[Records from a dataset]
##########

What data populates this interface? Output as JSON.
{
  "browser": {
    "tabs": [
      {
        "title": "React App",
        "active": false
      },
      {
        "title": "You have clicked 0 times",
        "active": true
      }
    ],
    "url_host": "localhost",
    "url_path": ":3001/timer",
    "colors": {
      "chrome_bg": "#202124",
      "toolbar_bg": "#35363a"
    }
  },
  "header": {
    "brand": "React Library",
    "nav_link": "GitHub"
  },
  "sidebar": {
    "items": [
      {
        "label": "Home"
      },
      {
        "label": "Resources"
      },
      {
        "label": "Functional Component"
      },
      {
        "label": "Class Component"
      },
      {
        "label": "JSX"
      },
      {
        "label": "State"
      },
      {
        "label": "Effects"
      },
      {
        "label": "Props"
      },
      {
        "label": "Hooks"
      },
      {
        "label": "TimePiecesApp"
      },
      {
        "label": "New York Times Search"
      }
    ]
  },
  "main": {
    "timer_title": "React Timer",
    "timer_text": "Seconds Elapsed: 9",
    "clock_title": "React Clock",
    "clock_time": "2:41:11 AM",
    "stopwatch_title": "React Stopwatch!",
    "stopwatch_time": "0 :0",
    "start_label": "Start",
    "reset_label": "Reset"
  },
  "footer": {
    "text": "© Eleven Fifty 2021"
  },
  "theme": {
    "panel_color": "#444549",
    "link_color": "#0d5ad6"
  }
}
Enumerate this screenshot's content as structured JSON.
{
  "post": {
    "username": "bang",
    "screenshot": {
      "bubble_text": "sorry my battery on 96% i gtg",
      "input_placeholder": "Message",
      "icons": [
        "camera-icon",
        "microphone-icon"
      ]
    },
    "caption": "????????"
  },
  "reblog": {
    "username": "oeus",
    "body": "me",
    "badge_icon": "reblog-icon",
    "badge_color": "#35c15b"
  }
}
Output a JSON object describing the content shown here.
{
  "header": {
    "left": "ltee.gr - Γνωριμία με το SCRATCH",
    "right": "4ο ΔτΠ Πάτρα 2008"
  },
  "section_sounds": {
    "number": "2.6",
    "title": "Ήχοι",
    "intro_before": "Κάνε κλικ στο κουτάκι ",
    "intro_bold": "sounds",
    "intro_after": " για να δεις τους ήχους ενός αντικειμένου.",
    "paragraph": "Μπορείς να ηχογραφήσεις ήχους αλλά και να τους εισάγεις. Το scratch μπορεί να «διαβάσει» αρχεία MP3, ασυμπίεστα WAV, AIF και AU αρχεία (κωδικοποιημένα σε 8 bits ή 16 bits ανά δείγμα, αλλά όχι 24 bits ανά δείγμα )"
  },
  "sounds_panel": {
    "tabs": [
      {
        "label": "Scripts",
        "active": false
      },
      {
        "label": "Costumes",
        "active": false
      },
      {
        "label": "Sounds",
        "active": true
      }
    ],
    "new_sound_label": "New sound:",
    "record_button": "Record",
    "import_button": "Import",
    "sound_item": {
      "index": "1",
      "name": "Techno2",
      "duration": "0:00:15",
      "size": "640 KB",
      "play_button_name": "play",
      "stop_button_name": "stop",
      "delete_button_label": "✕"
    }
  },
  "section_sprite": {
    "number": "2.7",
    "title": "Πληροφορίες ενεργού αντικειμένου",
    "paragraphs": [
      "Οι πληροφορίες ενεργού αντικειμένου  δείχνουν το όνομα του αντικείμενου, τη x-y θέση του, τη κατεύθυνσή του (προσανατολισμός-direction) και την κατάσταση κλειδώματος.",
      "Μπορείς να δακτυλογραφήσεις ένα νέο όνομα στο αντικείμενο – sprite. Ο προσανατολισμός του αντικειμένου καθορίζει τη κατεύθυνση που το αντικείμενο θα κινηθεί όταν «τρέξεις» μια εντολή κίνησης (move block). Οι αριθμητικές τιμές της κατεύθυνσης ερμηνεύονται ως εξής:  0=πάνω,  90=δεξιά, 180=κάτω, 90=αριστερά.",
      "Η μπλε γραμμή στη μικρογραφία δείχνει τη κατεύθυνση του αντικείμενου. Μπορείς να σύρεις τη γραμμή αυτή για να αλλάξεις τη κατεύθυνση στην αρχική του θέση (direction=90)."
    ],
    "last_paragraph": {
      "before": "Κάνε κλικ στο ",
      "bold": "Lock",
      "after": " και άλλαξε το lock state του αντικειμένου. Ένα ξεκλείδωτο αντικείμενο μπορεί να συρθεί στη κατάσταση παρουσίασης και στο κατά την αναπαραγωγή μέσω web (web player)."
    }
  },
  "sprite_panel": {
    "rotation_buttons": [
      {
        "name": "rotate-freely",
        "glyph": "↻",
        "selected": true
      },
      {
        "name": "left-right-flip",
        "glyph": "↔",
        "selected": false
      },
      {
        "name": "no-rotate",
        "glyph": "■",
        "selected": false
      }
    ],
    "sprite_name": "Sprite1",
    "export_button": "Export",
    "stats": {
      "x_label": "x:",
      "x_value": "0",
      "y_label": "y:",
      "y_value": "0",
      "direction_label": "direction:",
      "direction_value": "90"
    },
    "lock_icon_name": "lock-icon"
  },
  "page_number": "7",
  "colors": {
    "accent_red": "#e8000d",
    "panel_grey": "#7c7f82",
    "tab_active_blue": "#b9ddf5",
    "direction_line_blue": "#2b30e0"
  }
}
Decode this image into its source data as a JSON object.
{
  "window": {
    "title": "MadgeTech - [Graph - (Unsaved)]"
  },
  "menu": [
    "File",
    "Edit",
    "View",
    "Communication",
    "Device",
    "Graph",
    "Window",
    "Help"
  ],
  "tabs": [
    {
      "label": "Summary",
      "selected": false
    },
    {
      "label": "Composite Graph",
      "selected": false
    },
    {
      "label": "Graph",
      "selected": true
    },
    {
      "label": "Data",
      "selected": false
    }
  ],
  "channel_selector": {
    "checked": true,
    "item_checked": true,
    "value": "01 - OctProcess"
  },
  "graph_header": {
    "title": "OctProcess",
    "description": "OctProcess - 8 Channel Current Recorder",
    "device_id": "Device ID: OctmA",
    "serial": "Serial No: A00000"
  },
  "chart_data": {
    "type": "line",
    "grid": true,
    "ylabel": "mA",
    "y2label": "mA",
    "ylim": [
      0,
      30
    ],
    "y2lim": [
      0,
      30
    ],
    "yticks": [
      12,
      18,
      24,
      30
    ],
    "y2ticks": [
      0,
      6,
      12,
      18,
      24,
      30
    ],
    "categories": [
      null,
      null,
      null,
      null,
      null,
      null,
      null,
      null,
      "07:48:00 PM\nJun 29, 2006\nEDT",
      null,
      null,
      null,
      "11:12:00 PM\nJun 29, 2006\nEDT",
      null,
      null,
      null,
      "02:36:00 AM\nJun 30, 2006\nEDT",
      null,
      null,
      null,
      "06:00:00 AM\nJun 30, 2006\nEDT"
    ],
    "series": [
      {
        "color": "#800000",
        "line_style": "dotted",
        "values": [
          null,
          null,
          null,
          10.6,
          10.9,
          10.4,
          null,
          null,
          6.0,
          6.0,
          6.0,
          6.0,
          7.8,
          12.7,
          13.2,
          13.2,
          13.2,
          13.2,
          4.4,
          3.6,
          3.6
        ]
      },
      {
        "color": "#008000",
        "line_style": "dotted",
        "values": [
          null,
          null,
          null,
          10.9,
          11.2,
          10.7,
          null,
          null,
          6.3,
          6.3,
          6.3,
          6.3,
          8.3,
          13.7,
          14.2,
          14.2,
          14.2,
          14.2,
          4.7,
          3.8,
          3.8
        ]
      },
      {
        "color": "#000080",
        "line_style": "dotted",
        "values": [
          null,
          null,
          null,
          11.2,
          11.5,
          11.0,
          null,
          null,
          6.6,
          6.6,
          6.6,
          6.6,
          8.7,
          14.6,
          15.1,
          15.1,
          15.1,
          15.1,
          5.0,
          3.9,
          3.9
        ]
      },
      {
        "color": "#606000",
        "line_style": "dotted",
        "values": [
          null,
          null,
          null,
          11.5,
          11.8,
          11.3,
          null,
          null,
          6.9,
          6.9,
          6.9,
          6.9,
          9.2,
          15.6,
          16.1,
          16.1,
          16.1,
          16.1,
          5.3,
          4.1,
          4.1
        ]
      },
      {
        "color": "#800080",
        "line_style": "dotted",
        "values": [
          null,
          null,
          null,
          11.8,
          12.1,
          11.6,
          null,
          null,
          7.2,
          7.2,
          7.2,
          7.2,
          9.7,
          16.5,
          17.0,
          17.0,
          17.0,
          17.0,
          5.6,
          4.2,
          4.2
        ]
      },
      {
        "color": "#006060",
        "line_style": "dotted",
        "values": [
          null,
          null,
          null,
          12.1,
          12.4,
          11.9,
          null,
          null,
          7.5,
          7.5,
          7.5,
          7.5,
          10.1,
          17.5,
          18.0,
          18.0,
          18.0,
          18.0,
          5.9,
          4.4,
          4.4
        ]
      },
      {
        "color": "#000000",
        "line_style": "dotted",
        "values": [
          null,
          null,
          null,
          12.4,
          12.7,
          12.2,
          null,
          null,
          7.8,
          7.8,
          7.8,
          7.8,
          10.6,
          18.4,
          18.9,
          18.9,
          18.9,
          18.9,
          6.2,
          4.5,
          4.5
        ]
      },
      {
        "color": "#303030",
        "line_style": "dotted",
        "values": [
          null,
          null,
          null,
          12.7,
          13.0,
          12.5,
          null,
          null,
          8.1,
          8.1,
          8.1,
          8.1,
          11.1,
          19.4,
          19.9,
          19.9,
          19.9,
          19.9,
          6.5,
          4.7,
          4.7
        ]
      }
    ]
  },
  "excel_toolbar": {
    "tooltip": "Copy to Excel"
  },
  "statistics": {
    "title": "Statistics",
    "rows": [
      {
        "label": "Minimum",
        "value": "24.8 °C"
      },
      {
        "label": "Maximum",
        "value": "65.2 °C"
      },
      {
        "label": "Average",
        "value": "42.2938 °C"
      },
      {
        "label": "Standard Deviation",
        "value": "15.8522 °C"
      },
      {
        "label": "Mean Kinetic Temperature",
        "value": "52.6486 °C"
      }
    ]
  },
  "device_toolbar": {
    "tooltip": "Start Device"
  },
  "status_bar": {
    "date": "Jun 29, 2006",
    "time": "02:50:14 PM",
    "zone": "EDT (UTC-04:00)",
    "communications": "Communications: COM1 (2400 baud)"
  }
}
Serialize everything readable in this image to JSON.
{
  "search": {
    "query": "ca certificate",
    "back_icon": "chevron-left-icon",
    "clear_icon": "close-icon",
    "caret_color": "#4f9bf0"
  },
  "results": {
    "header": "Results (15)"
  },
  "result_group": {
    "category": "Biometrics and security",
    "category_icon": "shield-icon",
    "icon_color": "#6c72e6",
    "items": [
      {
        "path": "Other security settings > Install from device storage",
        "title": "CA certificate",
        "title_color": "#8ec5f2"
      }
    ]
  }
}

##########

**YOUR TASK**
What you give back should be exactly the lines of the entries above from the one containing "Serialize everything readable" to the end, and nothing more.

**OUTPUT BELOW**
Serialize everything readable in this image to JSON.
{
  "search": {
    "query": "ca certificate",
    "back_icon": "chevron-left-icon",
    "clear_icon": "close-icon",
    "caret_color": "#4f9bf0"
  },
  "results": {
    "header": "Results (15)"
  },
  "result_group": {
    "category": "Biometrics and security",
    "category_icon": "shield-icon",
    "icon_color": "#6c72e6",
    "items": [
      {
        "path": "Other security settings > Install from device storage",
        "title": "CA certificate",
        "title_color": "#8ec5f2"
      }
    ]
  }
}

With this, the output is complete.